Work to be completed >>
Collect all lines below with the string "JSON".

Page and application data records
· · · ·

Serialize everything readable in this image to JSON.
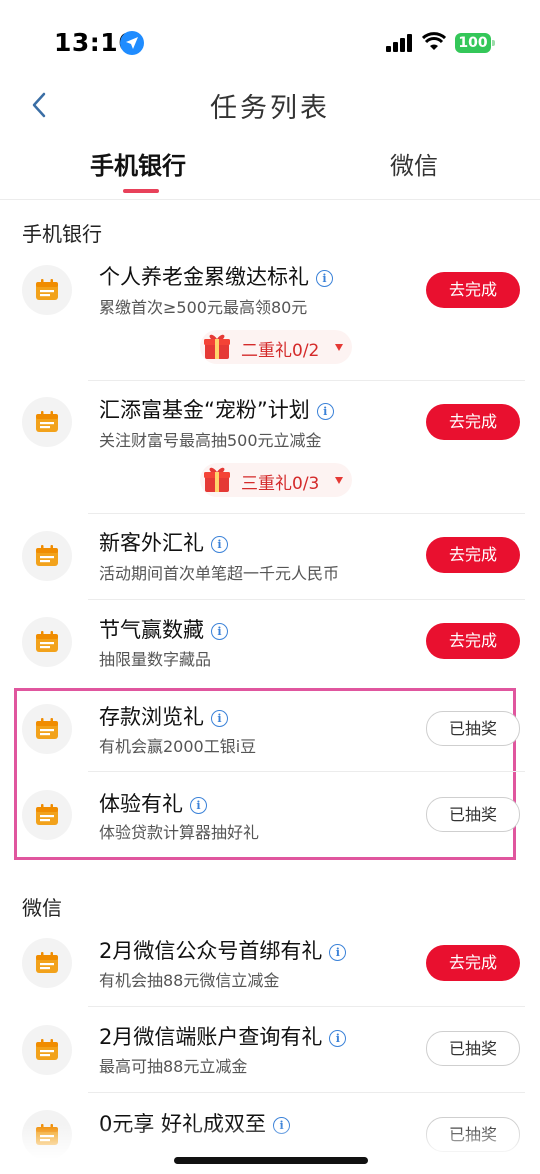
{
  "status": {
    "time": "13:16",
    "battery": "100"
  },
  "nav": {
    "title": "任务列表"
  },
  "tabs": [
    {
      "label": "手机银行",
      "active": true
    },
    {
      "label": "微信",
      "active": false
    }
  ],
  "sections": {
    "bank": "手机银行",
    "wechat": "微信"
  },
  "tasks": [
    {
      "title": "个人养老金累缴达标礼",
      "desc": "累缴首次≥500元最高领80元",
      "button": "去完成",
      "gift": "二重礼0/2"
    },
    {
      "title": "汇添富基金“宠粉”计划",
      "desc": "关注财富号最高抽500元立减金",
      "button": "去完成",
      "gift": "三重礼0/3"
    },
    {
      "title": "新客外汇礼",
      "desc": "活动期间首次单笔超一千元人民币",
      "button": "去完成"
    },
    {
      "title": "节气赢数藏",
      "desc": "抽限量数字藏品",
      "button": "去完成"
    },
    {
      "title": "存款浏览礼",
      "desc": "有机会赢2000工银i豆",
      "button": "已抽奖"
    },
    {
      "title": "体验有礼",
      "desc": "体验贷款计算器抽好礼",
      "button": "已抽奖"
    },
    {
      "title": "2月微信公众号首绑有礼",
      "desc": "有机会抽88元微信立减金",
      "button": "去完成"
    },
    {
      "title": "2月微信端账户查询有礼",
      "desc": "最高可抽88元立减金",
      "button": "已抽奖"
    },
    {
      "title": "0元享 好礼成双至",
      "button": "已抽奖"
    }
  ],
  "colors": {
    "accent": "#e9102f",
    "highlight": "#e0569e",
    "tab_underline": "#e8415a"
  }
}
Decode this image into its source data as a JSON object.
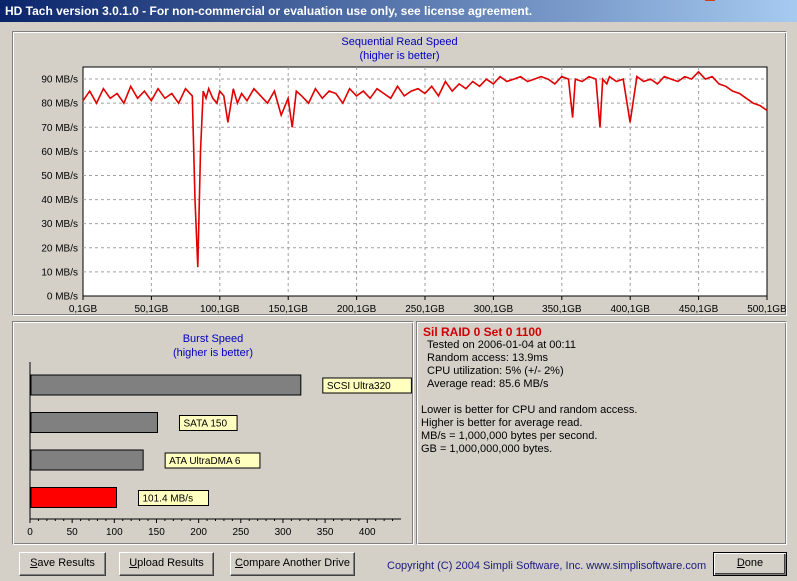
{
  "window": {
    "title": "HD Tach version 3.0.1.0  - For non-commercial or evaluation use only, see license agreement."
  },
  "sequential": {
    "title_line1": "Sequential Read Speed",
    "title_line2": "(higher is better)"
  },
  "burst": {
    "title_line1": "Burst Speed",
    "title_line2": "(higher is better)"
  },
  "chart_data": [
    {
      "type": "line",
      "title": "Sequential Read Speed",
      "subtitle": "(higher is better)",
      "xlabel": "",
      "ylabel": "",
      "x_tick_labels": [
        "0,1GB",
        "50,1GB",
        "100,1GB",
        "150,1GB",
        "200,1GB",
        "250,1GB",
        "300,1GB",
        "350,1GB",
        "400,1GB",
        "450,1GB",
        "500,1GB"
      ],
      "y_tick_labels": [
        "0 MB/s",
        "10 MB/s",
        "20 MB/s",
        "30 MB/s",
        "40 MB/s",
        "50 MB/s",
        "60 MB/s",
        "70 MB/s",
        "80 MB/s",
        "90 MB/s"
      ],
      "xlim": [
        0.1,
        500.1
      ],
      "ylim": [
        0,
        95
      ],
      "grid": true,
      "line_color": "#e00000",
      "series": [
        {
          "x": [
            0.1,
            5,
            10,
            15,
            20,
            25,
            30,
            35,
            40,
            45,
            50,
            55,
            60,
            65,
            70,
            75,
            80,
            82,
            84,
            86,
            88,
            90,
            92,
            95,
            98,
            100,
            103,
            106,
            110,
            113,
            116,
            120,
            125,
            130,
            135,
            140,
            145,
            150,
            153,
            156,
            160,
            165,
            170,
            175,
            180,
            185,
            190,
            195,
            200,
            205,
            210,
            215,
            220,
            225,
            230,
            235,
            240,
            245,
            250,
            255,
            260,
            265,
            270,
            275,
            280,
            285,
            290,
            295,
            300,
            305,
            310,
            315,
            320,
            325,
            330,
            335,
            340,
            345,
            350,
            355,
            358,
            360,
            365,
            370,
            375,
            378,
            380,
            383,
            385,
            390,
            395,
            400,
            405,
            410,
            415,
            420,
            425,
            430,
            435,
            440,
            445,
            450,
            455,
            460,
            465,
            470,
            475,
            480,
            485,
            490,
            495,
            500.1
          ],
          "y": [
            81,
            85,
            80,
            86,
            82,
            84,
            80,
            87,
            82,
            85,
            81,
            86,
            82,
            84,
            80,
            86,
            83,
            40,
            12,
            60,
            85,
            82,
            86,
            82,
            80,
            85,
            83,
            72,
            86,
            80,
            84,
            81,
            86,
            83,
            80,
            85,
            75,
            82,
            70,
            85,
            83,
            80,
            86,
            82,
            85,
            84,
            80,
            86,
            83,
            85,
            82,
            86,
            84,
            82,
            87,
            83,
            85,
            86,
            84,
            87,
            83,
            89,
            85,
            88,
            86,
            89,
            87,
            90,
            88,
            91,
            89,
            90,
            91,
            89,
            90,
            91,
            90,
            88,
            91,
            90,
            74,
            90,
            89,
            91,
            90,
            70,
            90,
            88,
            91,
            89,
            90,
            72,
            91,
            89,
            90,
            88,
            91,
            90,
            89,
            91,
            90,
            93,
            90,
            91,
            88,
            87,
            85,
            84,
            82,
            80,
            79,
            77
          ]
        }
      ]
    },
    {
      "type": "bar",
      "title": "Burst Speed",
      "subtitle": "(higher is better)",
      "orientation": "horizontal",
      "xlim": [
        0,
        440
      ],
      "x_tick_labels": [
        "0",
        "50",
        "100",
        "150",
        "200",
        "250",
        "300",
        "350",
        "400"
      ],
      "grid": false,
      "categories": [
        "SCSI Ultra320",
        "SATA 150",
        "ATA UltraDMA 6",
        "101.4 MB/s"
      ],
      "values": [
        320,
        150,
        133,
        101.4
      ],
      "colors": [
        "#808080",
        "#808080",
        "#808080",
        "#ff0000"
      ]
    }
  ],
  "info": {
    "header": "Sil RAID 0 Set 0 1100",
    "tested": "Tested on 2006-01-04 at 00:11",
    "random_access": "Random access: 13.9ms",
    "cpu": "CPU utilization: 5% (+/- 2%)",
    "average": "Average read: 85.6 MB/s",
    "note1": "Lower is better for CPU and random access.",
    "note2": "Higher is better for average read.",
    "note3": "MB/s = 1,000,000 bytes per second.",
    "note4": "GB = 1,000,000,000 bytes."
  },
  "buttons": {
    "save_prefix": "S",
    "save_rest": "ave Results",
    "upload_prefix": "U",
    "upload_rest": "pload Results",
    "compare_prefix": "C",
    "compare_rest": "ompare Another Drive",
    "done_prefix": "D",
    "done_rest": "one"
  },
  "footer": {
    "copyright": "Copyright (C) 2004 Simpli Software, Inc. www.simplisoftware.com"
  }
}
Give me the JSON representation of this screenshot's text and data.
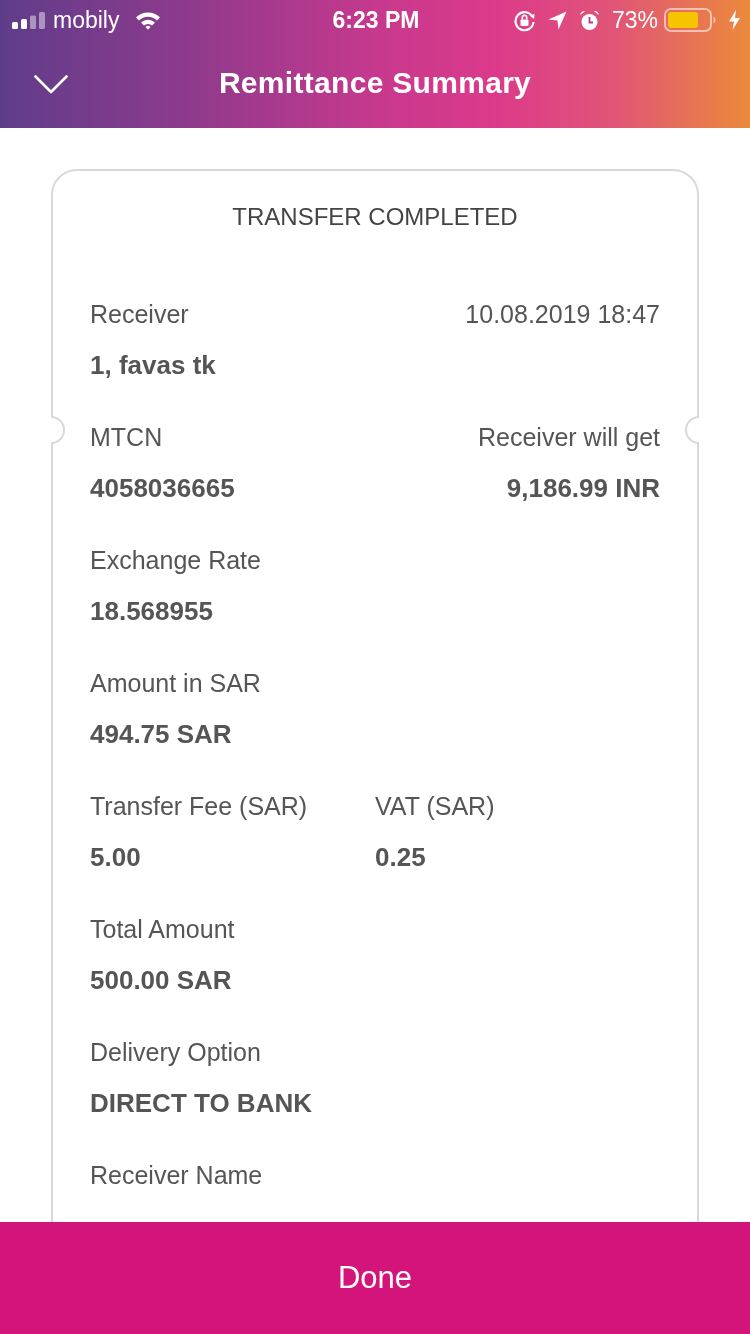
{
  "status_bar": {
    "carrier": "mobily",
    "time": "6:23 PM",
    "battery": "73%"
  },
  "header": {
    "title": "Remittance Summary"
  },
  "receipt": {
    "title": "TRANSFER COMPLETED",
    "rows": [
      {
        "kind": "split",
        "fields": [
          {
            "label": "Receiver",
            "value": "1, favas tk"
          },
          {
            "date": "10.08.2019 18:47"
          }
        ]
      },
      {
        "kind": "split",
        "fields": [
          {
            "label": "MTCN",
            "value": "4058036665"
          },
          {
            "label": "Receiver will get",
            "value": "9,186.99 INR"
          }
        ]
      },
      {
        "kind": "columns",
        "fields": [
          {
            "label": "Exchange Rate",
            "value": "18.568955"
          }
        ]
      },
      {
        "kind": "columns",
        "fields": [
          {
            "label": "Amount in SAR",
            "value": "494.75 SAR"
          }
        ]
      },
      {
        "kind": "columns",
        "fields": [
          {
            "label": "Transfer Fee (SAR)",
            "value": "5.00"
          },
          {
            "label": "VAT (SAR)",
            "value": "0.25"
          }
        ]
      },
      {
        "kind": "columns",
        "fields": [
          {
            "label": "Total Amount",
            "value": "500.00 SAR"
          }
        ]
      },
      {
        "kind": "columns",
        "fields": [
          {
            "label": "Delivery Option",
            "value": "DIRECT TO BANK"
          }
        ]
      },
      {
        "kind": "columns",
        "fields": [
          {
            "label": "Receiver Name"
          }
        ]
      }
    ]
  },
  "done_button": {
    "label": "Done"
  }
}
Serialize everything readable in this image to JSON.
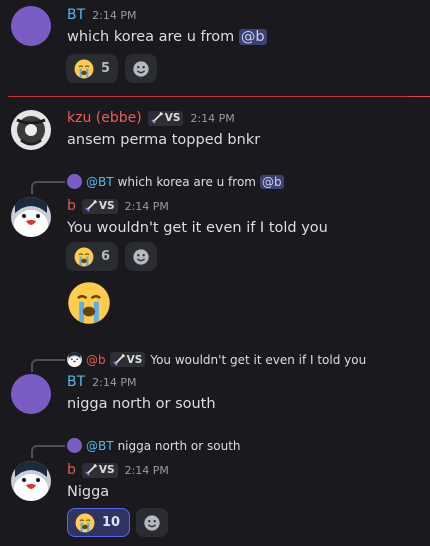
{
  "colors": {
    "bt_name": "#5bb7e8",
    "red_name": "#e85757",
    "kzu_name": "#ef5b5b",
    "mention_bg": "#3c4270",
    "purple_avatar": "#7b5cc4",
    "new_divider": "#c4303a"
  },
  "messages": [
    {
      "author": "BT",
      "time": "2:14 PM",
      "text_before": "which korea are u from",
      "mention": "@b",
      "reaction": {
        "emoji_icon": "loudly-crying-face",
        "count": "5"
      }
    },
    {
      "author": "kzu (ebbe)",
      "tag": "VS",
      "time": "2:14 PM",
      "text": "ansem perma topped bnkr"
    },
    {
      "reply": {
        "name": "@BT",
        "text": "which korea are u from",
        "mention": "@b"
      },
      "author": "b",
      "tag": "VS",
      "time": "2:14 PM",
      "text": "You wouldn't get it even if I told you",
      "reaction": {
        "emoji_icon": "loudly-crying-face",
        "count": "6"
      },
      "big_emoji_icon": "loudly-crying-face"
    },
    {
      "reply": {
        "name": "@b",
        "tag": "VS",
        "text": "You wouldn't get it even if I told you"
      },
      "author": "BT",
      "time": "2:14 PM",
      "text": "nigga north or south"
    },
    {
      "reply": {
        "name": "@BT",
        "text": "nigga north or south"
      },
      "author": "b",
      "tag": "VS",
      "time": "2:14 PM",
      "text": "Nigga",
      "reaction": {
        "emoji_icon": "loudly-crying-face",
        "count": "10",
        "active": true
      }
    }
  ]
}
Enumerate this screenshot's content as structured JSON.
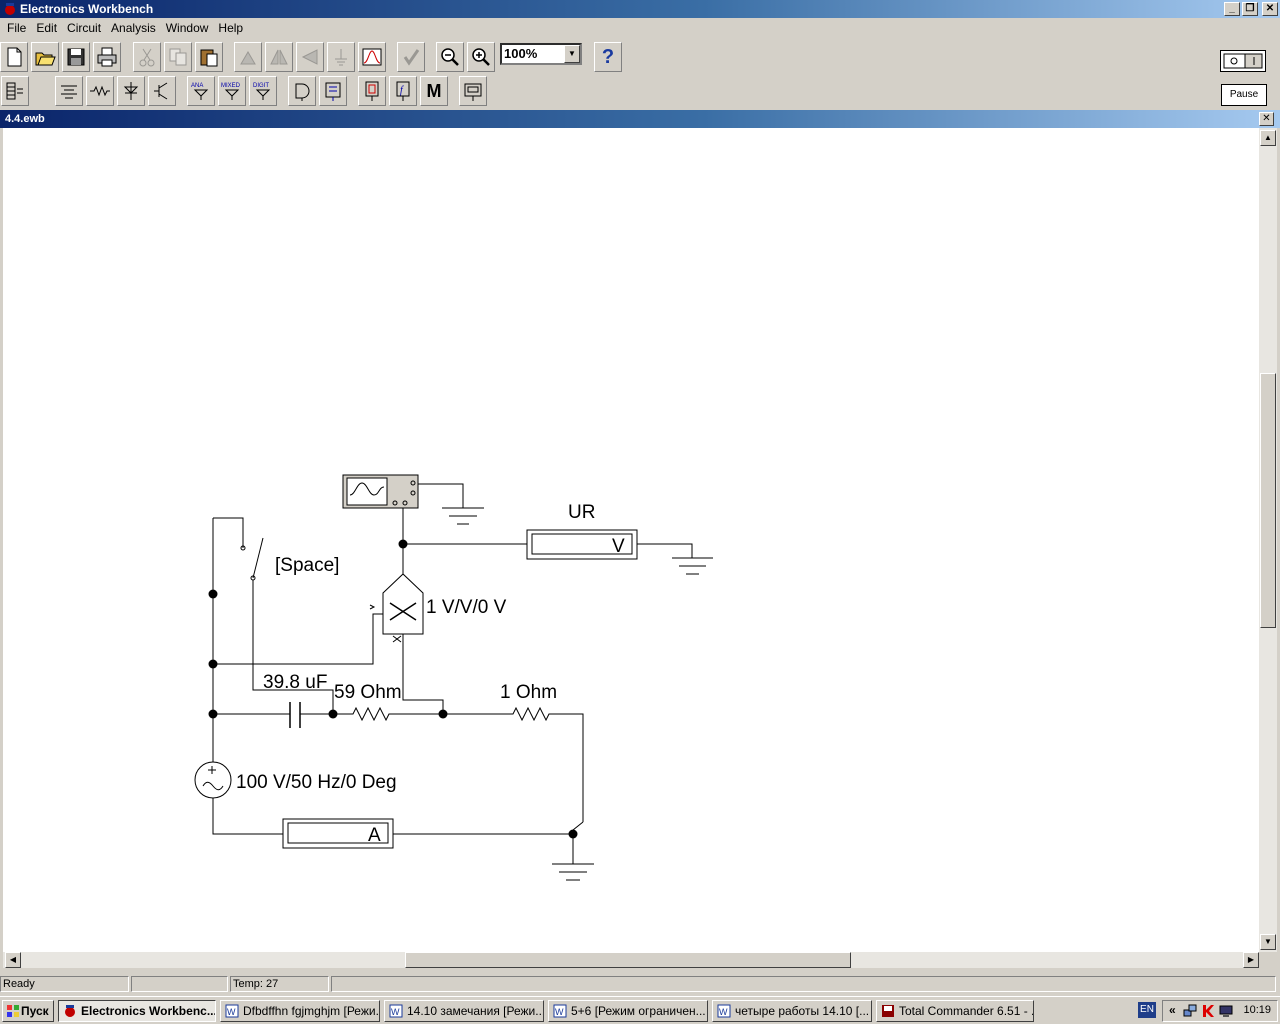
{
  "app": {
    "title": "Electronics Workbench",
    "win_buttons": [
      "_",
      "❐",
      "✕"
    ]
  },
  "menu": [
    "File",
    "Edit",
    "Circuit",
    "Analysis",
    "Window",
    "Help"
  ],
  "toolbar": {
    "zoom_value": "100%",
    "help_label": "?",
    "pause_label": "Pause",
    "power_label": "O I",
    "bin_labels": [
      "ANA",
      "MIXED",
      "DIGIT"
    ],
    "math_label": "M"
  },
  "document": {
    "title": "4.4.ewb",
    "close": "✕"
  },
  "circuit": {
    "voltmeter_name": "UR",
    "voltmeter_unit": "V",
    "ammeter_unit": "A",
    "switch_key": "[Space]",
    "multiplier_value": "1 V/V/0 V",
    "capacitor_value": "39.8 uF",
    "resistor1_value": "59  Ohm",
    "resistor2_value": "1  Ohm",
    "source_value": "100 V/50 Hz/0 Deg"
  },
  "status": {
    "ready": "Ready",
    "empty": "",
    "temp": "Temp:  27"
  },
  "taskbar": {
    "start": "Пуск",
    "tasks": [
      "Electronics Workbenc...",
      "Dfbdffhn fgjmghjm [Режи...",
      "14.10 замечания [Режи...",
      "5+6 [Режим ограничен...",
      "четыре работы 14.10 [...",
      "Total Commander 6.51 - ..."
    ],
    "lang": "EN",
    "tray_arrow": "«",
    "clock": "10:19"
  }
}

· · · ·

Result below >>
Serialize everything readable in this image to JSON.
Decode this image into its source data as a JSON object.
Give me the JSON representation of this screenshot's text and data.
Serialize everything readable in this image to JSON.
Enumerate this screenshot's content as structured JSON.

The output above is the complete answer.